Online instruction blended with face-to-face time is best strategy for students recovering from COVID-19 setbacks


Students are most likely to benefit from online credit recovery when it blends online instruction with face-to-face time, rather than being conducted fully online, according to research published by Carolyn J. Heinrich, chair of the Department of Leadership, Policy and Organizations and Patricia and Rodes Hart Professor of Public Policy and Education at Vanderbilt Peabody College of education and human development, and her co-authors.

Carolyn Heinrich (Vanderbilt)

The research brief based on this body of work, “Design Principles for Effective Online Credit Recovery,” outlines strategies to help students make up coursework missed during COVID-19. 

“Schools have increasingly turned to online credit recovery to help students make up missed coursework. But research shows that even when students regain course credits, online credit recovery often leads to little substantive learning and negative long-term outcomes, including lower lifetime earnings,” Heinrich said. “This brief provides specific, research-based principles for effective online credit recovery, including which students benefit most, how to group classes and how to train instructors.” 

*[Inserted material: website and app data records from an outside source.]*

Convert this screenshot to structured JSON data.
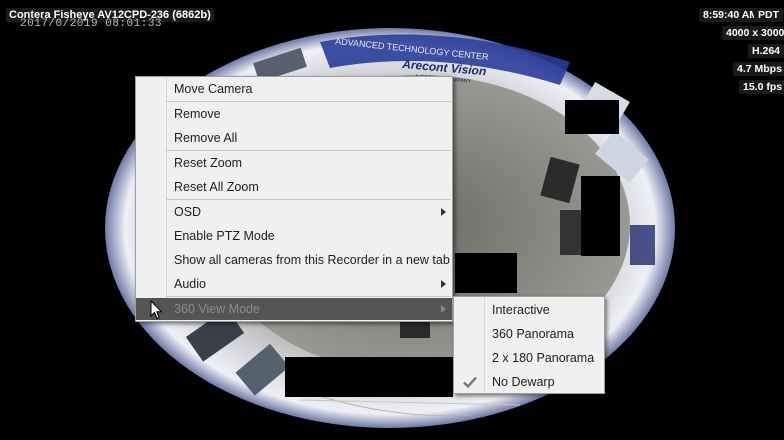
{
  "camera": {
    "title": "Contera Fisheye AV12CPD-236  (6862b)",
    "timestamp": "2017/0/2019 08:01:33",
    "time": "8:59:40 AM",
    "timezone": "PDT",
    "resolution": "4000 x 3000",
    "codec": "H.264",
    "bitrate": "4.7 Mbps",
    "framerate": "15.0 fps"
  },
  "scene": {
    "sign_line1": "ADVANCED TECHNOLOGY CENTER",
    "sign_brand": "Arecont Vision",
    "sign_tagline": "A COSTAR COMPANY"
  },
  "context_menu": {
    "items": [
      {
        "label": "Move Camera"
      },
      {
        "label": "Remove"
      },
      {
        "label": "Remove All"
      },
      {
        "label": "Reset Zoom"
      },
      {
        "label": "Reset All Zoom"
      },
      {
        "label": "OSD"
      },
      {
        "label": "Enable PTZ Mode"
      },
      {
        "label": "Show all cameras from this Recorder in a new tab"
      },
      {
        "label": "Audio"
      },
      {
        "label": "360 View Mode"
      }
    ]
  },
  "submenu": {
    "items": [
      {
        "label": "Interactive"
      },
      {
        "label": "360 Panorama"
      },
      {
        "label": "2 x 180 Panorama"
      },
      {
        "label": "No Dewarp"
      }
    ],
    "checked": "No Dewarp"
  },
  "colors": {
    "menu_bg": "#f0f0f0",
    "highlight_bg": "#555555",
    "osd_bg": "#1a1a1a"
  }
}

The findings of Heinrich’s research were published as part of the EdResearch for Recovery Project, sponsored by Results for America and the Annenberg Institute for School Reform at Brown University.  

Heinrich is a leading scholar in the study of digital learning, including online credit recovery—an issue that is receiving ongoing attention as school administrators, teachers and parents work to develop best practices to recover from disruptions in learning due to COVID-19. 

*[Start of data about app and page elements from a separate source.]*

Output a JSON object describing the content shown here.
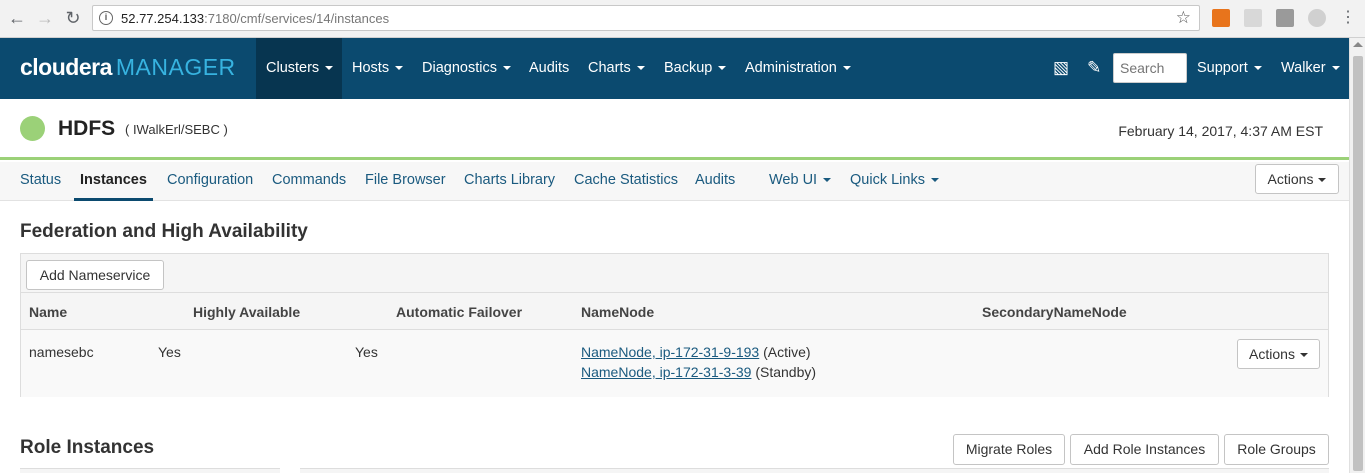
{
  "browser": {
    "url_host": "52.77.254.133",
    "url_path": ":7180/cmf/services/14/instances"
  },
  "topnav": {
    "logo_main": "cloudera",
    "logo_sub": "MANAGER",
    "items": [
      "Clusters",
      "Hosts",
      "Diagnostics",
      "Audits",
      "Charts",
      "Backup",
      "Administration"
    ],
    "search_placeholder": "Search",
    "support": "Support",
    "user": "Walker"
  },
  "service": {
    "name": "HDFS",
    "cluster": "( IWalkErl/SEBC )",
    "timestamp": "February 14, 2017, 4:37 AM EST",
    "status_color": "#9bd178"
  },
  "subtabs": {
    "items": [
      "Status",
      "Instances",
      "Configuration",
      "Commands",
      "File Browser",
      "Charts Library",
      "Cache Statistics",
      "Audits",
      "Web UI",
      "Quick Links"
    ],
    "active": "Instances",
    "actions": "Actions"
  },
  "federation": {
    "title": "Federation and High Availability",
    "add_button": "Add Nameservice",
    "columns": [
      "Name",
      "Highly Available",
      "Automatic Failover",
      "NameNode",
      "SecondaryNameNode"
    ],
    "row": {
      "name": "namesebc",
      "highly_available": "Yes",
      "automatic_failover": "Yes",
      "namenode_1": "NameNode, ip-172-31-9-193",
      "namenode_1_state": "(Active)",
      "namenode_2": "NameNode, ip-172-31-3-39",
      "namenode_2_state": "(Standby)",
      "actions": "Actions"
    }
  },
  "role_instances": {
    "title": "Role Instances",
    "migrate": "Migrate Roles",
    "add": "Add Role Instances",
    "groups": "Role Groups"
  }
}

Many students are using online options to catch up, with supplemental support from teachers, but questions remain about how well these online credit recovery approaches are working.   

Heinrich’s related research: